:: Required work ::
Where an entry below contains an image, skip the image and copy the rest exactly.

---------- Input data ----------

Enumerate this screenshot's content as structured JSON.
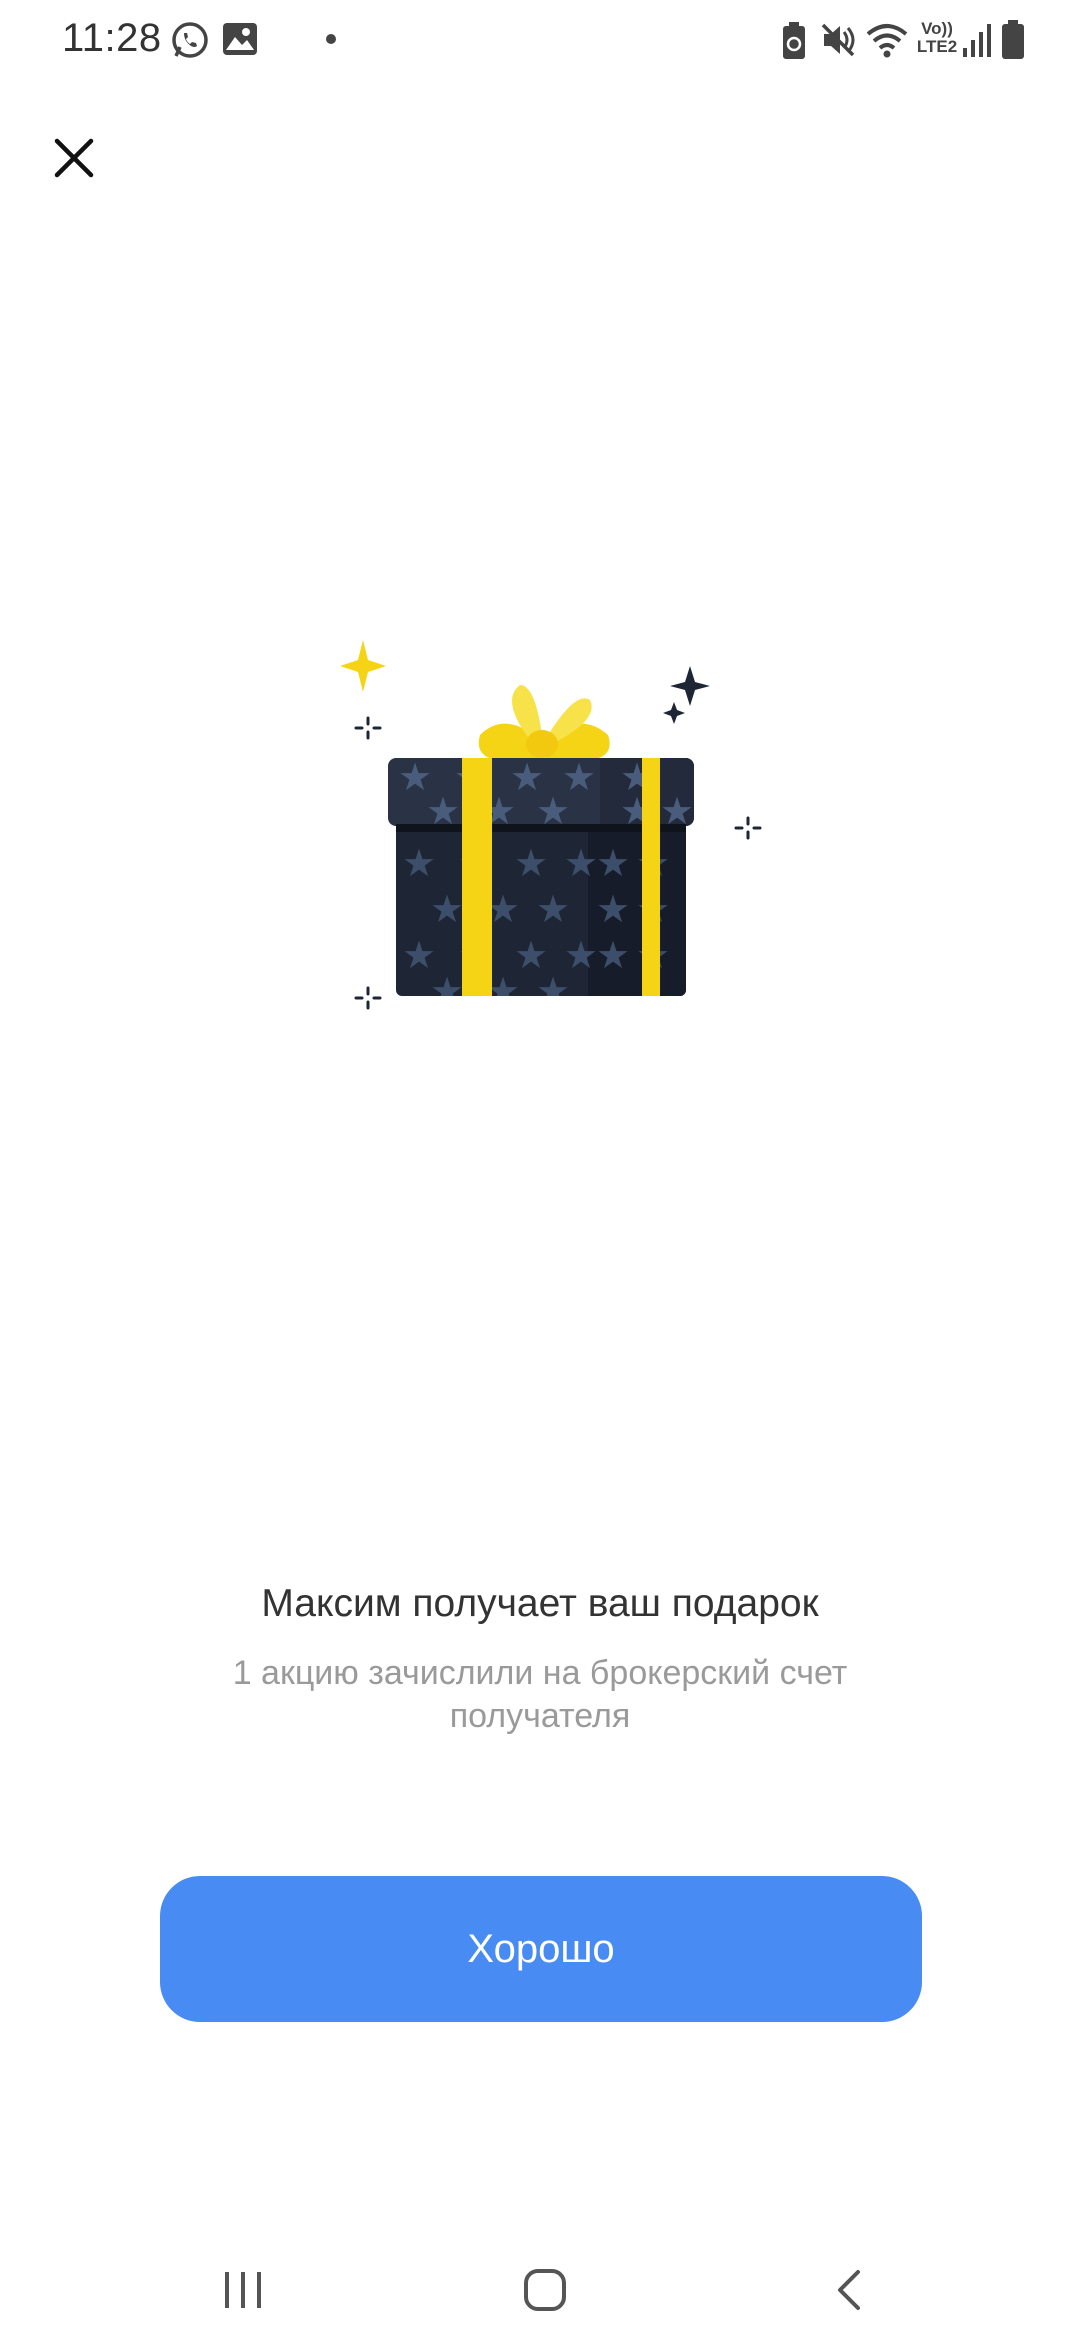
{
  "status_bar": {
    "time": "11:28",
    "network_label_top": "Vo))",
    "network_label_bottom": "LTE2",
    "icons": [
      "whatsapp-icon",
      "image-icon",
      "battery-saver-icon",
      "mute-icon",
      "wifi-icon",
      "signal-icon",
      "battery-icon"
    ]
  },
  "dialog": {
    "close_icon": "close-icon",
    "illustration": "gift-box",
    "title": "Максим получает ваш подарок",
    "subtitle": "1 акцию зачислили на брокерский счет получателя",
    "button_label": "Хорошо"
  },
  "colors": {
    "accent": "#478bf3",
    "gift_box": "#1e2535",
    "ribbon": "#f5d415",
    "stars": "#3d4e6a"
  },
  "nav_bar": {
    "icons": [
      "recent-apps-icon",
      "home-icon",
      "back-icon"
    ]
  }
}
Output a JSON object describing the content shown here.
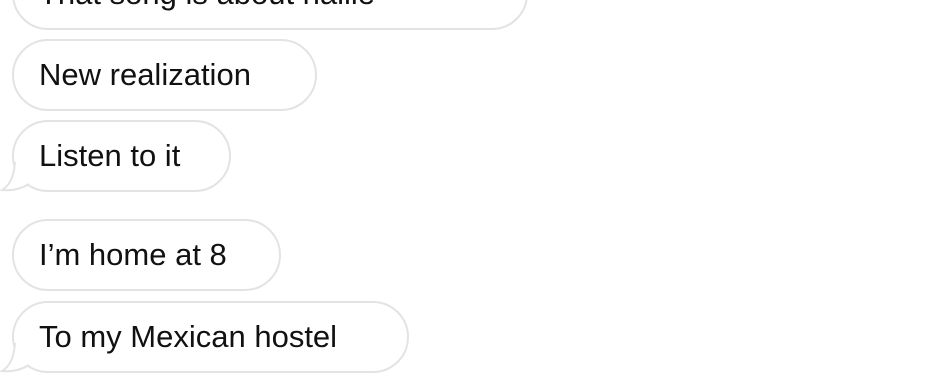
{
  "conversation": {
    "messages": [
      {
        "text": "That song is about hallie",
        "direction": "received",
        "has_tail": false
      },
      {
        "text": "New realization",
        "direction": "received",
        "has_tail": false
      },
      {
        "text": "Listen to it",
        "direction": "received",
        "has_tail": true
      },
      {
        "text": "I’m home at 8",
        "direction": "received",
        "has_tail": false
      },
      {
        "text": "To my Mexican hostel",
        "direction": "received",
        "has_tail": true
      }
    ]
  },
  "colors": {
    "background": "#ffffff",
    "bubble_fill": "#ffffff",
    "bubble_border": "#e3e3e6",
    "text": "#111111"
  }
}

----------

:: Solved problem ::
Enumerate this screenshot's content as structured JSON.
{
  "status_bar": {
    "time": "11:28",
    "network_label_top": "Vo))",
    "network_label_bottom": "LTE2",
    "icons": [
      "whatsapp-icon",
      "image-icon",
      "battery-saver-icon",
      "mute-icon",
      "wifi-icon",
      "signal-icon",
      "battery-icon"
    ]
  },
  "dialog": {
    "close_icon": "close-icon",
    "illustration": "gift-box",
    "title": "Максим получает ваш подарок",
    "subtitle": "1 акцию зачислили на брокерский счет получателя",
    "button_label": "Хорошо"
  },
  "colors": {
    "accent": "#478bf3",
    "gift_box": "#1e2535",
    "ribbon": "#f5d415",
    "stars": "#3d4e6a"
  },
  "nav_bar": {
    "icons": [
      "recent-apps-icon",
      "home-icon",
      "back-icon"
    ]
  }
}
Output a JSON object describing the content shown here.
{
  "conversation": {
    "messages": [
      {
        "text": "That song is about hallie",
        "direction": "received",
        "has_tail": false
      },
      {
        "text": "New realization",
        "direction": "received",
        "has_tail": false
      },
      {
        "text": "Listen to it",
        "direction": "received",
        "has_tail": true
      },
      {
        "text": "I’m home at 8",
        "direction": "received",
        "has_tail": false
      },
      {
        "text": "To my Mexican hostel",
        "direction": "received",
        "has_tail": true
      }
    ]
  },
  "colors": {
    "background": "#ffffff",
    "bubble_fill": "#ffffff",
    "bubble_border": "#e3e3e6",
    "text": "#111111"
  }
}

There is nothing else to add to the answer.